As Senator Barack Obama courted voters in Iowa last December, Representative Keith Ellison, the country’s first Muslim congressman, stepped forward eagerly to help.
Mr. Ellison believed that Mr. Obama’s message of unity resonated deeply with American Muslims. He volunteered to speak on Mr. Obama’s behalf at a mosque in Cedar Rapids, one of the nation’s oldest Muslim enclaves. But before the rally could take place, aides to Mr. Obama asked Mr. Ellison to cancel the trip because it might stir controversy. Another aide appeared at Mr. Ellison’s Washington office to explain.
“I will never forget the quote,” Mr. Ellison said, leaning forward in his chair as he recalled the aide’s words. “He said, ‘We have a very tightly wrapped message.’ ” [complete article]

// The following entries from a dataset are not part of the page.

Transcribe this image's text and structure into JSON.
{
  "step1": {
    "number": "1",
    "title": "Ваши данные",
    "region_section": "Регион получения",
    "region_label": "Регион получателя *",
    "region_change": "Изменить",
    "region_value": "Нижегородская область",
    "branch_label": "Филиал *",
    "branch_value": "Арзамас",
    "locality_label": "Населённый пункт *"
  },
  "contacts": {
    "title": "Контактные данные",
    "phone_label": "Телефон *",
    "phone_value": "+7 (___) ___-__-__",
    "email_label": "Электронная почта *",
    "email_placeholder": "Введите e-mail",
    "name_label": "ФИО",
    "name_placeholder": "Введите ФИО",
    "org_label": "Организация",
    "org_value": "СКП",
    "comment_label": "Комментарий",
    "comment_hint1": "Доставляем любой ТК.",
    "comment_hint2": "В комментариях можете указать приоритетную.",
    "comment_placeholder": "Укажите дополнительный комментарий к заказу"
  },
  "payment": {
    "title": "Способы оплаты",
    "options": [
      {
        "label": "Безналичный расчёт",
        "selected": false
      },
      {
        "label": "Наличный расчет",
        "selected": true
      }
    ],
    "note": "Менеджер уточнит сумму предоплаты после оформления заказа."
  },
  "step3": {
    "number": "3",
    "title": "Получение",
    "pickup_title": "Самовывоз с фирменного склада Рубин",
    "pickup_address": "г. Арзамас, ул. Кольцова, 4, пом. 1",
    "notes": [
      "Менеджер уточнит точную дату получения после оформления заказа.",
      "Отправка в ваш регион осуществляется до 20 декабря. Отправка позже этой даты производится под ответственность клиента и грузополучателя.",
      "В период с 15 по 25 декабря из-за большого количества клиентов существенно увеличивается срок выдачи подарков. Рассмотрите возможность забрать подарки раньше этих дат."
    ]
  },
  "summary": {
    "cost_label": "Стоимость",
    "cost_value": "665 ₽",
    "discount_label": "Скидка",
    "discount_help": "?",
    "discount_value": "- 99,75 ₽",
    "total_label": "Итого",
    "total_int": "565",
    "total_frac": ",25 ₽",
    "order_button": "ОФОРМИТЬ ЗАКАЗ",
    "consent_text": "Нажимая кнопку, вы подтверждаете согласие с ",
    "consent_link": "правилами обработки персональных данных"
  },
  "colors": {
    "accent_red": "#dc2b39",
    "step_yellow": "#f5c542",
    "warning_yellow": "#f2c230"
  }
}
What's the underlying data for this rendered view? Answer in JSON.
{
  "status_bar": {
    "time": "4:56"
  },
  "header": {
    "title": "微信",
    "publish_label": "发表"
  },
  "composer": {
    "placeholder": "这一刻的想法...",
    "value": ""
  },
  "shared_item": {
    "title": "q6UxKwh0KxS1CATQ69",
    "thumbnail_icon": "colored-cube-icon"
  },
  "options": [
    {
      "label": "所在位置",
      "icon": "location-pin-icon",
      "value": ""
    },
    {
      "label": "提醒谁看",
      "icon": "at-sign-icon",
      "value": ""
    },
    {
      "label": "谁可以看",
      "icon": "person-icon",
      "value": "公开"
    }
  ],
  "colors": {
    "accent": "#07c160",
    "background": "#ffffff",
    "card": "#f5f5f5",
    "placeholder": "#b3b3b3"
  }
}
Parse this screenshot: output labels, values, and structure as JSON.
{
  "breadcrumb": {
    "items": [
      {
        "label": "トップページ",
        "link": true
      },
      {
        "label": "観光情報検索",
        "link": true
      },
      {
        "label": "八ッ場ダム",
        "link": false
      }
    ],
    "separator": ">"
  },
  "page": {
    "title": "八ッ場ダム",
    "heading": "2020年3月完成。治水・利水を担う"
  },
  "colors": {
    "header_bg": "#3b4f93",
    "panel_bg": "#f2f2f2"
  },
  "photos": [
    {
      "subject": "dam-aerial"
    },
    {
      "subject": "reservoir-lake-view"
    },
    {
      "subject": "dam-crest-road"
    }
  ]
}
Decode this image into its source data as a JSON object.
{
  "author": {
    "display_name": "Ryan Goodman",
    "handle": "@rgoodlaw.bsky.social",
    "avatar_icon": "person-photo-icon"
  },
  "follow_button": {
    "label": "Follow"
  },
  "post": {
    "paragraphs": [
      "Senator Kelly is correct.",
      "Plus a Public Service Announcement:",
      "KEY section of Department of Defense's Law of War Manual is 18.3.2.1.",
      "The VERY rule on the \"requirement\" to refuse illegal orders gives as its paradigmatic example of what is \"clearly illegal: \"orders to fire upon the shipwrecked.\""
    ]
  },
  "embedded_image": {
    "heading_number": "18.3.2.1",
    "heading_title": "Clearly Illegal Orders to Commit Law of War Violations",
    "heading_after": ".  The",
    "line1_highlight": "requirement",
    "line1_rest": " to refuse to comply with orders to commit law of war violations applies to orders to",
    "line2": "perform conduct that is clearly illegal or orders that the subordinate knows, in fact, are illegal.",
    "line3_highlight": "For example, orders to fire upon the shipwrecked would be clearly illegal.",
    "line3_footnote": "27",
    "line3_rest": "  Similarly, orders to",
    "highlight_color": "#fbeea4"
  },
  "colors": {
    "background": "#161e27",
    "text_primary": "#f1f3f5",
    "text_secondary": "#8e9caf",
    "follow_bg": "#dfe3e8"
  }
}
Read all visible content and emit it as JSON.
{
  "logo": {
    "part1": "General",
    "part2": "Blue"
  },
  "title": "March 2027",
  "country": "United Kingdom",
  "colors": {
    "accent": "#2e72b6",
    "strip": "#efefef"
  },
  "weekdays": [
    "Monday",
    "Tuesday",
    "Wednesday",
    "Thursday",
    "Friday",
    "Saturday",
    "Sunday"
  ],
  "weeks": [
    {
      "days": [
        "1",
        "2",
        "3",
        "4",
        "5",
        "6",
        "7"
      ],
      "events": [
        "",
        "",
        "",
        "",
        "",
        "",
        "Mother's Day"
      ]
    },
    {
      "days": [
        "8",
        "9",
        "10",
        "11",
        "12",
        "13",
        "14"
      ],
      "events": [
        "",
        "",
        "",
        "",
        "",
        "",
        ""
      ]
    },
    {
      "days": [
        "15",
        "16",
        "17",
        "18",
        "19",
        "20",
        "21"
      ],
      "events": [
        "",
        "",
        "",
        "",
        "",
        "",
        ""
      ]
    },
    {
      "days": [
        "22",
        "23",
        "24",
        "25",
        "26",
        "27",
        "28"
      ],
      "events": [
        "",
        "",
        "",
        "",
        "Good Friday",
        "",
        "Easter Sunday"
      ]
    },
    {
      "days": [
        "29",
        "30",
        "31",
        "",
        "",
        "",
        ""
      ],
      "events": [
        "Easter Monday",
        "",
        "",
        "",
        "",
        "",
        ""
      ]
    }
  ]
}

Editor’s Comment — I’ve never been a fan of the word “hope” as a campaign slogan. Hope’s easy to come by — most people are able to carry at least a morsel of it all the way to their deathbed. A resource that’s in much shorter supply, yet the one that is really the only antidote to fear — especially when for so many years fear has become the political air that we’ve been compelled to breathe — is courage.
Political courage requires a certain amount of recklessness. It means reaching beyond the dictates of political tactics. If Obama really wants to end the mindset that led us to war, he needs to challenge an element that’s right at the heart of that mindset: America’s fear of Islam. So far, all he’s done is bow down to that fear.